▸ **To do**
Every line with "label" in it must be copied from the data.

▸ **Supplied material**

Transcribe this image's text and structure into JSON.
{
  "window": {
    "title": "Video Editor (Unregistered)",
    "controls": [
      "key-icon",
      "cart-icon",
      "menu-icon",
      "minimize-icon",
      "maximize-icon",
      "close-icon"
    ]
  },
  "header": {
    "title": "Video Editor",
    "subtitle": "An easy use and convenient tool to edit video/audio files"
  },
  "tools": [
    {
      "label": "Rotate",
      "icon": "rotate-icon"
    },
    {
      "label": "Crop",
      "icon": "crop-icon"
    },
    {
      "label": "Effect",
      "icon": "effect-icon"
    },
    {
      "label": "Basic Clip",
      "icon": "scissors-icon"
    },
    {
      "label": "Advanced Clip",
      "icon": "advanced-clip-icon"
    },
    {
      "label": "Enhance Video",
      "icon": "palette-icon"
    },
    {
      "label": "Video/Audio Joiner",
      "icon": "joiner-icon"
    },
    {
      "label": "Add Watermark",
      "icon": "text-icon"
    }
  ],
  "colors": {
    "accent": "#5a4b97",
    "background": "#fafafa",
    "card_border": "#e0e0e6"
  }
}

▸ **Written solution**
      "label": "Rotate",
      "label": "Crop",
      "label": "Effect",
      "label": "Basic Clip",
      "label": "Advanced Clip",
      "label": "Enhance Video",
      "label": "Video/Audio Joiner",
      "label": "Add Watermark",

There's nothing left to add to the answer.